# Does it make sense to talk about regularity of boundaries in 1D?

The following is a definition from Evans' PDE book:

Let $$U \subset \mathbb{R}^n$$ be open and bounded, $$k = \{1, 2, \ldots, \}$$. We say that a boundary $$\partial U$$ is $$C^k$$ if for each point $$x^0 \in \partial U$$ there exist $$r > 0$$ and a $$C^k$$ function $$\gamma: \mathbb{R}^{n-1} \rightarrow \mathbb{R}$$ such that - upon relabeling and reorienting the coordinate axes if necessary - we have $$U \cap B(x^0, r) = \{x \in B(x^0, r) | x_n > \gamma(x_1, \ldots, x_{n-1})\}.$$ Likewise, $$\partial U$$ is $$C^\infty$$ if $$\partial U$$ is $$C^k$$ for $$k = 1, 2, \ldots$$ and $$\partial U$$ is analytic if the mapping $$\gamma$$ is analytic.

This definition seems to break down when $$n = 1$$, since then the domain of $$\gamma$$ is defined as $$\mathbb{R}^0$$ which is often interpreted as a single point.

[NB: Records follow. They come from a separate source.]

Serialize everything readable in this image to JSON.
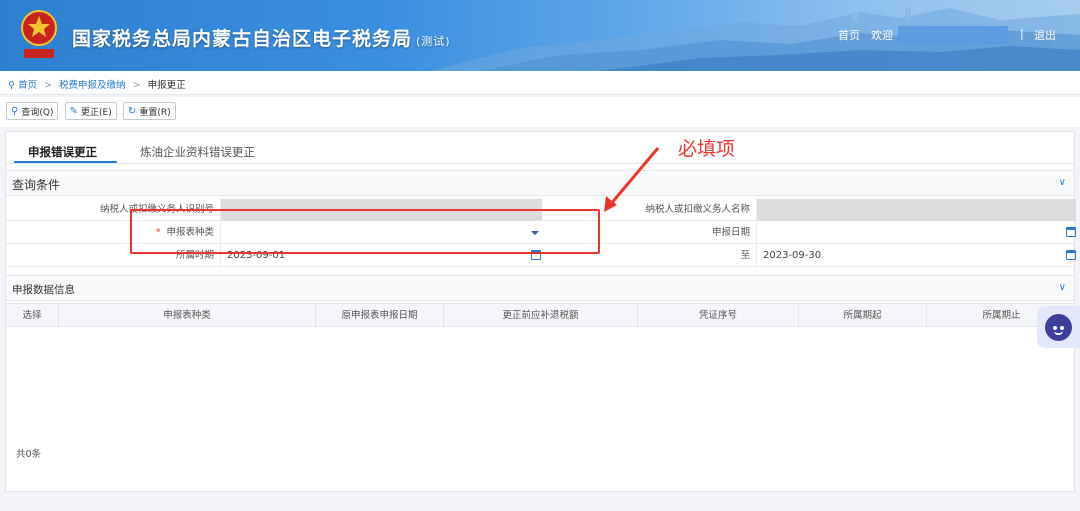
{
  "header": {
    "site_title": "国家税务总局内蒙古自治区电子税务局",
    "test_tag": "(测试)",
    "home_link": "首页",
    "welcome": "欢迎",
    "logout": "退出",
    "separator": "|"
  },
  "breadcrumb": {
    "home": "首页",
    "sep1": ">",
    "level2": "税费申报及缴纳",
    "sep2": ">",
    "current": "申报更正"
  },
  "toolbar": {
    "query_label": "查询(Q)",
    "correct_label": "更正(E)",
    "reset_label": "重置(R)"
  },
  "tabs": [
    {
      "label": "申报错误更正",
      "active": true
    },
    {
      "label": "炼油企业资料错误更正",
      "active": false
    }
  ],
  "query_section": {
    "title": "查询条件",
    "taxpayer_id_label": "纳税人或扣缴义务人识别号",
    "taxpayer_id_value": "",
    "taxpayer_name_label": "纳税人或扣缴义务人名称",
    "taxpayer_name_value": "",
    "required_mark": "*",
    "form_type_label": "申报表种类",
    "form_type_value": "",
    "declare_date_label": "申报日期",
    "declare_date_value": "",
    "period_label": "所属时期",
    "period_start": "2023-09-01",
    "period_to_label": "至",
    "period_end": "2023-09-30"
  },
  "data_section": {
    "title": "申报数据信息",
    "columns": [
      "选择",
      "申报表种类",
      "原申报表申报日期",
      "更正前应补退税额",
      "凭证序号",
      "所属期起",
      "所属期止"
    ],
    "rows": [],
    "total_text": "共0条"
  },
  "annotation": {
    "text": "必填项"
  },
  "colors": {
    "accent": "#2a7ad2",
    "annotation_red": "#e8372a",
    "header_blue": "#3a8ee0"
  }
}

The inspiration for this question is that a lot of nice theorems in PDE depend on the regularity of the boundary, and I would like to know how these can be translated to the case $$n = 1$$. Is there an intuitive way to visualize a $$C^k$$ boundary in $$\mathbb{R}$$?

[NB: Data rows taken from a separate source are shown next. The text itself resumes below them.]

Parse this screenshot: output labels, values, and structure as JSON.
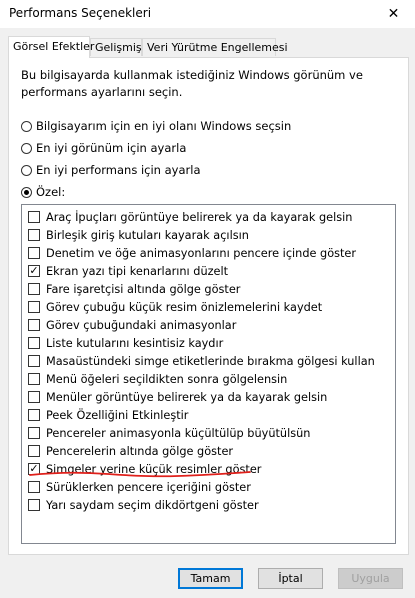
{
  "window": {
    "title": "Performans Seçenekleri",
    "close_glyph": "✕"
  },
  "tabs": [
    {
      "label": "Görsel Efektler",
      "active": true
    },
    {
      "label": "Gelişmiş",
      "active": false
    },
    {
      "label": "Veri Yürütme Engellemesi",
      "active": false
    }
  ],
  "description": "Bu bilgisayarda kullanmak istediğiniz Windows görünüm ve performans ayarlarını seçin.",
  "radios": [
    {
      "label": "Bilgisayarım için en iyi olanı Windows seçsin",
      "selected": false
    },
    {
      "label": "En iyi görünüm için ayarla",
      "selected": false
    },
    {
      "label": "En iyi performans için ayarla",
      "selected": false
    },
    {
      "label": "Özel:",
      "selected": true
    }
  ],
  "effects": [
    {
      "label": "Araç İpuçları görüntüye belirerek ya da kayarak gelsin",
      "checked": false
    },
    {
      "label": "Birleşik giriş kutuları kayarak açılsın",
      "checked": false
    },
    {
      "label": "Denetim ve öğe animasyonlarını pencere içinde göster",
      "checked": false
    },
    {
      "label": "Ekran yazı tipi kenarlarını düzelt",
      "checked": true
    },
    {
      "label": "Fare işaretçisi altında gölge göster",
      "checked": false
    },
    {
      "label": "Görev çubuğu küçük resim önizlemelerini kaydet",
      "checked": false
    },
    {
      "label": "Görev çubuğundaki animasyonlar",
      "checked": false
    },
    {
      "label": "Liste kutularını kesintisiz kaydır",
      "checked": false
    },
    {
      "label": "Masaüstündeki simge etiketlerinde bırakma gölgesi kullan",
      "checked": false
    },
    {
      "label": "Menü öğeleri seçildikten sonra gölgelensin",
      "checked": false
    },
    {
      "label": "Menüler görüntüye belirerek ya da kayarak gelsin",
      "checked": false
    },
    {
      "label": "Peek Özelliğini Etkinleştir",
      "checked": false
    },
    {
      "label": "Pencereler animasyonla küçültülüp büyütülsün",
      "checked": false
    },
    {
      "label": "Pencerelerin altında gölge göster",
      "checked": false
    },
    {
      "label": "Simgeler yerine küçük resimler göster",
      "checked": true
    },
    {
      "label": "Sürüklerken pencere içeriğini göster",
      "checked": false
    },
    {
      "label": "Yarı saydam seçim dikdörtgeni göster",
      "checked": false
    }
  ],
  "buttons": {
    "ok": "Tamam",
    "cancel": "İptal",
    "apply": "Uygula"
  },
  "colors": {
    "annotation": "#e0201b",
    "default_button_border": "#0078d7"
  }
}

Usually it is assumed that $$U$$ is open and connected.
For $$n=1$$ the only open and connected sets are intervals. In the sense of the above definition, intervals have $$C^k$$ boundary for all $$k$$. The boundary regularity is needed to prove extension theorems for Sobolev functions or regularity of solutions of pdes. All these theorems do work for the $$n=1$$ case. Although in that case the proofs are much easier.
• Thank you! So I guess we can take the $C^k$ function to be any constant function $y = c$ such that $c \leq \min{U}$? Commented May 24 at 6:05
• yes, the inequalities would be $x>a$ and $x<b$ close to the ends of the interval $U=(a,b)$.